▸ AVAILABLE DATA
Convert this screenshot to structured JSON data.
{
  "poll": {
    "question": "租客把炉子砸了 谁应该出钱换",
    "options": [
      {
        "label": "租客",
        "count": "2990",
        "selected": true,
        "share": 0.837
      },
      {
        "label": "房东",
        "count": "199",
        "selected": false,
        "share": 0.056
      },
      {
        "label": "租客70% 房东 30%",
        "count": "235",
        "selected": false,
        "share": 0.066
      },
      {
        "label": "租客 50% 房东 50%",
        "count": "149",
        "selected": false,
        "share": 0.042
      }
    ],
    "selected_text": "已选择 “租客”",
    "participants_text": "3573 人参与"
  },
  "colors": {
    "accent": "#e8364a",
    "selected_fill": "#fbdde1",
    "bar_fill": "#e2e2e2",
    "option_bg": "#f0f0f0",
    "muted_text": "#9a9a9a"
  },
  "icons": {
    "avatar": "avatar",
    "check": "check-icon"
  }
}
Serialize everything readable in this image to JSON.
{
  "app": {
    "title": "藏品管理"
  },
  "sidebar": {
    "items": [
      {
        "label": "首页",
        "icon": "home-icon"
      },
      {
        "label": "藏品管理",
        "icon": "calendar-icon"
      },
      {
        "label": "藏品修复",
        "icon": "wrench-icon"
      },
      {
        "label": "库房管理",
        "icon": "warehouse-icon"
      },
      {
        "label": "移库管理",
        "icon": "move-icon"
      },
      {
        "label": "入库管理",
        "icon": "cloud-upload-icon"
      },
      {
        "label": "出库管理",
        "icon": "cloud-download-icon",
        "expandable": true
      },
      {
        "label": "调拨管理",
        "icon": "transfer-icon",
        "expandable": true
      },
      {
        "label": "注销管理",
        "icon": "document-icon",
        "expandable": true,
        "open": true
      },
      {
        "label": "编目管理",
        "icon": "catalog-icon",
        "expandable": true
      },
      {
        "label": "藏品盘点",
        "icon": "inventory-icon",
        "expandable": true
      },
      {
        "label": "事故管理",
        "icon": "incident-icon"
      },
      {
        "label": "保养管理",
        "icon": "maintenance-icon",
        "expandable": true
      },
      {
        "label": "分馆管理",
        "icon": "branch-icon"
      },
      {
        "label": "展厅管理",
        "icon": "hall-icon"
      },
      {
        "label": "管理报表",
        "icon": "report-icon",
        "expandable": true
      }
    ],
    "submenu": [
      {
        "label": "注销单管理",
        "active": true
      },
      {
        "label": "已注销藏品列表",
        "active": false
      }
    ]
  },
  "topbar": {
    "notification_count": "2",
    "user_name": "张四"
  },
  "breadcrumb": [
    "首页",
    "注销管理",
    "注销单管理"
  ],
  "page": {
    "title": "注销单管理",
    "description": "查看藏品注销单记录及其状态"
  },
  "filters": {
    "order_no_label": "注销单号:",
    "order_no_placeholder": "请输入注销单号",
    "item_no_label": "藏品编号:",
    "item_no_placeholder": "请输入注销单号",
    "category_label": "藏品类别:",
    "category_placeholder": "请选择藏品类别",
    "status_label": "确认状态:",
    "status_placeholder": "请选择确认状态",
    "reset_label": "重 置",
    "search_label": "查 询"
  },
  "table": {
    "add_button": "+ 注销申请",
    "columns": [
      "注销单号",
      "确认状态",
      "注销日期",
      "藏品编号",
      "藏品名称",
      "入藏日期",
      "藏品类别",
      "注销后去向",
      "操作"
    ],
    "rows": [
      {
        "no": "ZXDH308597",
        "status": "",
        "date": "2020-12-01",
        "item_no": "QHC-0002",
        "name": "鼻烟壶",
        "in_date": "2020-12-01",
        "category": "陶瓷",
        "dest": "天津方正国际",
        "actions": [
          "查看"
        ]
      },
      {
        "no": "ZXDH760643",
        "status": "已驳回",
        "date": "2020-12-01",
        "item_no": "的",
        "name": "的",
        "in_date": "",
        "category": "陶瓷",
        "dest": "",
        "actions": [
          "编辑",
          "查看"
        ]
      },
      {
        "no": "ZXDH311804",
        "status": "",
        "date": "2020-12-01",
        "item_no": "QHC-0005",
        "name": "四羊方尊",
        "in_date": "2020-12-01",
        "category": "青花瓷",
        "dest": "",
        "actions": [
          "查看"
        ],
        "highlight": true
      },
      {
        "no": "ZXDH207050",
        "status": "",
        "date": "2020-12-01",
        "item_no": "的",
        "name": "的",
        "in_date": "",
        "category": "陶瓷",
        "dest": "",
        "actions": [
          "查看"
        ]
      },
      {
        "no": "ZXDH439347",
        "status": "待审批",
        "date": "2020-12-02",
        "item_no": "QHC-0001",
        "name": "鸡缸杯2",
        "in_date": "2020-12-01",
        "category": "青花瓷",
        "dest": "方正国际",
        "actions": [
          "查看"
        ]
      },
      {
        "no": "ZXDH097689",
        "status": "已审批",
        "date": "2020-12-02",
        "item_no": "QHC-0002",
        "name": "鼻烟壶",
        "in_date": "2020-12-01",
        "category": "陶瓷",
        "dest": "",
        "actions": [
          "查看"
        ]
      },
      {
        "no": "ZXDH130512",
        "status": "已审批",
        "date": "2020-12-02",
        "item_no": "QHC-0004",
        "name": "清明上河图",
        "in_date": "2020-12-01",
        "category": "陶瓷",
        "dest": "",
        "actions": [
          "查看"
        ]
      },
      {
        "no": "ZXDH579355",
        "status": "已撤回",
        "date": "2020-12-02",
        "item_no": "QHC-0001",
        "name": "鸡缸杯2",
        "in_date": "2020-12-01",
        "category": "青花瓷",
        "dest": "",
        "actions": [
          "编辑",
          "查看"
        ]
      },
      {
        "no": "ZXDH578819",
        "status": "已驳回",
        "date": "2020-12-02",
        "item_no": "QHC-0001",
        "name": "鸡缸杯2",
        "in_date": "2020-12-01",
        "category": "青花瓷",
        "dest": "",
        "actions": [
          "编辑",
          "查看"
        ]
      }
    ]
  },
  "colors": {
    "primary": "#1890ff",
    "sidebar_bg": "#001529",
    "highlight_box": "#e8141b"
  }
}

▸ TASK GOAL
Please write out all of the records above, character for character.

▸ EXPECTED OUTPUT
Convert this screenshot to structured JSON data.
{
  "poll": {
    "question": "租客把炉子砸了 谁应该出钱换",
    "options": [
      {
        "label": "租客",
        "count": "2990",
        "selected": true,
        "share": 0.837
      },
      {
        "label": "房东",
        "count": "199",
        "selected": false,
        "share": 0.056
      },
      {
        "label": "租客70% 房东 30%",
        "count": "235",
        "selected": false,
        "share": 0.066
      },
      {
        "label": "租客 50% 房东 50%",
        "count": "149",
        "selected": false,
        "share": 0.042
      }
    ],
    "selected_text": "已选择 “租客”",
    "participants_text": "3573 人参与"
  },
  "colors": {
    "accent": "#e8364a",
    "selected_fill": "#fbdde1",
    "bar_fill": "#e2e2e2",
    "option_bg": "#f0f0f0",
    "muted_text": "#9a9a9a"
  },
  "icons": {
    "avatar": "avatar",
    "check": "check-icon"
  }
}
Serialize everything readable in this image to JSON.
{
  "app": {
    "title": "藏品管理"
  },
  "sidebar": {
    "items": [
      {
        "label": "首页",
        "icon": "home-icon"
      },
      {
        "label": "藏品管理",
        "icon": "calendar-icon"
      },
      {
        "label": "藏品修复",
        "icon": "wrench-icon"
      },
      {
        "label": "库房管理",
        "icon": "warehouse-icon"
      },
      {
        "label": "移库管理",
        "icon": "move-icon"
      },
      {
        "label": "入库管理",
        "icon": "cloud-upload-icon"
      },
      {
        "label": "出库管理",
        "icon": "cloud-download-icon",
        "expandable": true
      },
      {
        "label": "调拨管理",
        "icon": "transfer-icon",
        "expandable": true
      },
      {
        "label": "注销管理",
        "icon": "document-icon",
        "expandable": true,
        "open": true
      },
      {
        "label": "编目管理",
        "icon": "catalog-icon",
        "expandable": true
      },
      {
        "label": "藏品盘点",
        "icon": "inventory-icon",
        "expandable": true
      },
      {
        "label": "事故管理",
        "icon": "incident-icon"
      },
      {
        "label": "保养管理",
        "icon": "maintenance-icon",
        "expandable": true
      },
      {
        "label": "分馆管理",
        "icon": "branch-icon"
      },
      {
        "label": "展厅管理",
        "icon": "hall-icon"
      },
      {
        "label": "管理报表",
        "icon": "report-icon",
        "expandable": true
      }
    ],
    "submenu": [
      {
        "label": "注销单管理",
        "active": true
      },
      {
        "label": "已注销藏品列表",
        "active": false
      }
    ]
  },
  "topbar": {
    "notification_count": "2",
    "user_name": "张四"
  },
  "breadcrumb": [
    "首页",
    "注销管理",
    "注销单管理"
  ],
  "page": {
    "title": "注销单管理",
    "description": "查看藏品注销单记录及其状态"
  },
  "filters": {
    "order_no_label": "注销单号:",
    "order_no_placeholder": "请输入注销单号",
    "item_no_label": "藏品编号:",
    "item_no_placeholder": "请输入注销单号",
    "category_label": "藏品类别:",
    "category_placeholder": "请选择藏品类别",
    "status_label": "确认状态:",
    "status_placeholder": "请选择确认状态",
    "reset_label": "重 置",
    "search_label": "查 询"
  },
  "table": {
    "add_button": "+ 注销申请",
    "columns": [
      "注销单号",
      "确认状态",
      "注销日期",
      "藏品编号",
      "藏品名称",
      "入藏日期",
      "藏品类别",
      "注销后去向",
      "操作"
    ],
    "rows": [
      {
        "no": "ZXDH308597",
        "status": "",
        "date": "2020-12-01",
        "item_no": "QHC-0002",
        "name": "鼻烟壶",
        "in_date": "2020-12-01",
        "category": "陶瓷",
        "dest": "天津方正国际",
        "actions": [
          "查看"
        ]
      },
      {
        "no": "ZXDH760643",
        "status": "已驳回",
        "date": "2020-12-01",
        "item_no": "的",
        "name": "的",
        "in_date": "",
        "category": "陶瓷",
        "dest": "",
        "actions": [
          "编辑",
          "查看"
        ]
      },
      {
        "no": "ZXDH311804",
        "status": "",
        "date": "2020-12-01",
        "item_no": "QHC-0005",
        "name": "四羊方尊",
        "in_date": "2020-12-01",
        "category": "青花瓷",
        "dest": "",
        "actions": [
          "查看"
        ],
        "highlight": true
      },
      {
        "no": "ZXDH207050",
        "status": "",
        "date": "2020-12-01",
        "item_no": "的",
        "name": "的",
        "in_date": "",
        "category": "陶瓷",
        "dest": "",
        "actions": [
          "查看"
        ]
      },
      {
        "no": "ZXDH439347",
        "status": "待审批",
        "date": "2020-12-02",
        "item_no": "QHC-0001",
        "name": "鸡缸杯2",
        "in_date": "2020-12-01",
        "category": "青花瓷",
        "dest": "方正国际",
        "actions": [
          "查看"
        ]
      },
      {
        "no": "ZXDH097689",
        "status": "已审批",
        "date": "2020-12-02",
        "item_no": "QHC-0002",
        "name": "鼻烟壶",
        "in_date": "2020-12-01",
        "category": "陶瓷",
        "dest": "",
        "actions": [
          "查看"
        ]
      },
      {
        "no": "ZXDH130512",
        "status": "已审批",
        "date": "2020-12-02",
        "item_no": "QHC-0004",
        "name": "清明上河图",
        "in_date": "2020-12-01",
        "category": "陶瓷",
        "dest": "",
        "actions": [
          "查看"
        ]
      },
      {
        "no": "ZXDH579355",
        "status": "已撤回",
        "date": "2020-12-02",
        "item_no": "QHC-0001",
        "name": "鸡缸杯2",
        "in_date": "2020-12-01",
        "category": "青花瓷",
        "dest": "",
        "actions": [
          "编辑",
          "查看"
        ]
      },
      {
        "no": "ZXDH578819",
        "status": "已驳回",
        "date": "2020-12-02",
        "item_no": "QHC-0001",
        "name": "鸡缸杯2",
        "in_date": "2020-12-01",
        "category": "青花瓷",
        "dest": "",
        "actions": [
          "编辑",
          "查看"
        ]
      }
    ]
  },
  "colors": {
    "primary": "#1890ff",
    "sidebar_bg": "#001529",
    "highlight_box": "#e8141b"
  }
}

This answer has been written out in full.